Mrs. Zia's obsession with Sheikh Hasina and anybody or anything associated with her is also costing Bangladesh dearly. Many AL activists succumbed to mass arrests by police recently in a said bid to tackle the law and order situation. The government is actually trying to create a panic among the common people by the mass arrests not to stop them from joining in an Awami League rally scheduled today afternoon. It has become more like a personal vendetta, where Begum Zia is said to sideline one of his key associates M Ali Falu, who is the leading shareholders of NTV (a leading private TV channel), because NTV aired programs commemorating father of the nation Sheikh Mujibur Rahman (father of Sheikh Hasina). In her words, "Falu has become neutral now, so he has no place among us".

The politics of Bangladesh has now polarized in a way that now a days people are forced out of neutralilty.

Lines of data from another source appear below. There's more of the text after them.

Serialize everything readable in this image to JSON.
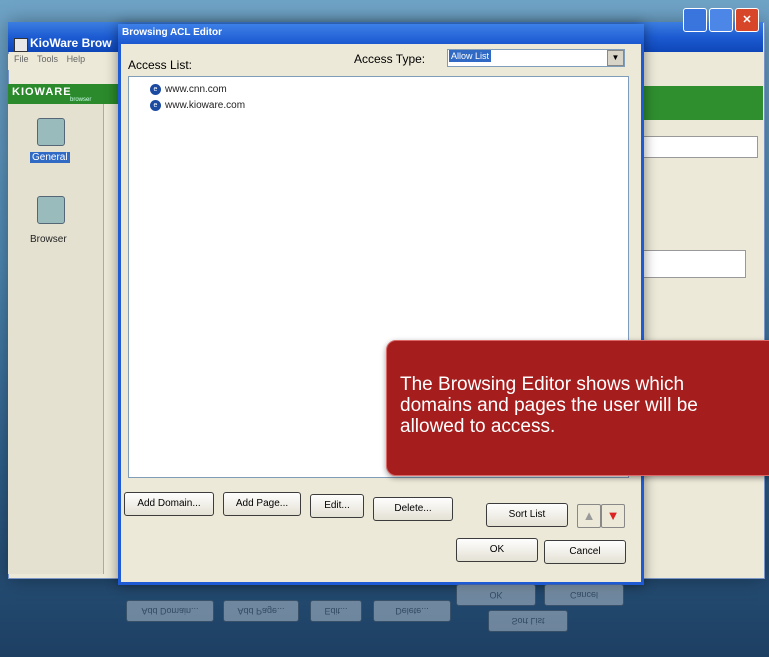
{
  "background_window": {
    "title": "KioWare Brow",
    "menu": [
      "File",
      "Tools",
      "Help"
    ],
    "brand_logo": "KIOWARE",
    "brand_sub": "browser",
    "nav": [
      {
        "label": "General",
        "selected": true
      },
      {
        "label": "Browser",
        "selected": false
      }
    ]
  },
  "dialog": {
    "title": "Browsing ACL Editor",
    "access_list_label": "Access List:",
    "access_type_label": "Access Type:",
    "access_type_value": "Allow List",
    "items": [
      "www.cnn.com",
      "www.kioware.com"
    ],
    "buttons": {
      "add_domain": "Add Domain...",
      "add_page": "Add Page...",
      "edit": "Edit...",
      "delete": "Delete...",
      "sort_list": "Sort List",
      "ok": "OK",
      "cancel": "Cancel"
    }
  },
  "callout": {
    "text": "The Browsing Editor shows which domains and pages the user will be allowed to access."
  },
  "colors": {
    "callout_bg": "#a51d1d",
    "title_blue": "#1d5ad4",
    "brand_green": "#2b8a2b"
  }
}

People have no choice but to patronize either one of the Begums and -or- other parties as the polarization has affected the judiciary, bureaucracy, universities and even the army. Otherwise intimidations or harassments follows and you simply cannot win a government contract without political affiliation or patronization.

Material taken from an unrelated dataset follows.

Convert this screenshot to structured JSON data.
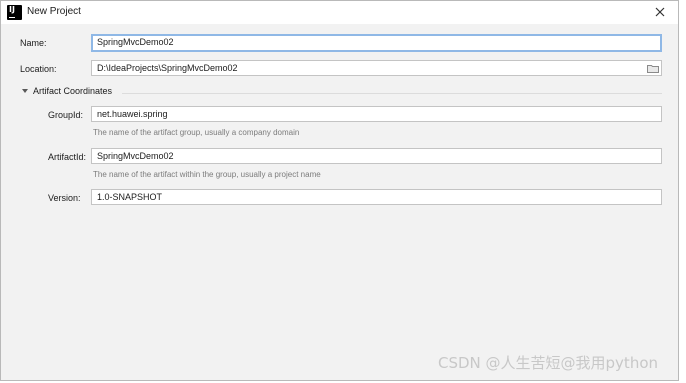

According to a Western diplomat: "They are obsessed with one another. And they are unlikely to bury the hatchet in the foreseeable future. Unless the parties decide to replace the two heads of their parties, the country will turn into another Afghanistan soon."

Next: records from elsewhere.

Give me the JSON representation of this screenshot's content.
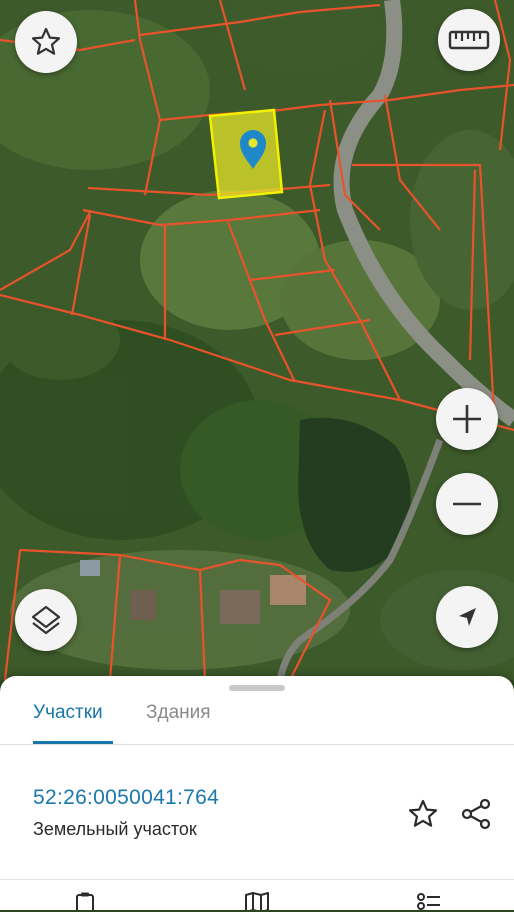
{
  "map": {
    "type": "satellite",
    "parcel_outline_color": "#e8532c",
    "selected_parcel_fill": "#e6e62a",
    "selected_parcel_stroke": "#f3f000",
    "marker_color": "#1e88c8"
  },
  "controls": {
    "favorite_icon": "star-icon",
    "ruler_icon": "ruler-icon",
    "zoom_in_icon": "plus-icon",
    "zoom_out_icon": "minus-icon",
    "layers_icon": "layers-icon",
    "locate_icon": "location-arrow-icon"
  },
  "sheet": {
    "tabs": [
      {
        "label": "Участки",
        "active": true
      },
      {
        "label": "Здания",
        "active": false
      }
    ],
    "parcel": {
      "cadastral_number": "52:26:0050041:764",
      "type": "Земельный участок"
    },
    "accent_color": "#1877a8"
  },
  "bottom_nav": {
    "icons": [
      "clipboard-icon",
      "map-icon",
      "list-icon"
    ]
  }
}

We are helplessly waiting to see how many common people gives their lives in the two leaders' personal vendetta.

Yet another grim news: Bangladesh ranks 164th among 173 countries and fifth in South Asia in the Quality of Life Index (QLI), according to a report of Social Watch, an international network of citizens from different countries across the world. (reports the Daily Star). Among the South Asian countries, Sri Lanka ranks the highest but it has been placed in 85th position among all the countries surveyed. Sri Lanka is followed by the Maldives (107th), India (163rd), Bhutan (142) and Bangladesh. The Social Watch annual report 2004 rated Bangladesh's performance in education, food security, reproductive health and science and information technology sectors to be in 'worst situation' while public expenditure in 'below-average' situation. The report cited the reason for Bangladesh's bad performance is the drawback of poor governance.

The indicators for measurement of the QLI are quite comprehensive. But I think there are also some cultural elements lacking in the measurement of quality of life. For example, the no. of persons in a Australian village owning a TV comparing to a Bangladeshi village is quite a big contrast, where in Bangladeshi remote villages electricity is not present in all the households and they usually watch TV in village clubs (mostly battery powered) in groups. Then there are questions of low consumption and over consumption. The village lifestyle is very economical and with homegrown foods and home neat clothes a Bangladeshi village family can survive well with their standard with minimum of consumption. It would be unwise to compare them with the western lifestyle. As there is a wide margin of disparity between the lifestyle of rich and poor in the developing countries, the countries with large population gets a low average ranking which does not at all reflect the true scenario. India ranked 163rd (just over Bangladesh). Considering the recent economic boom and many people crossing the boundaries of social class, does this represent the true Indian lifestyle ranking?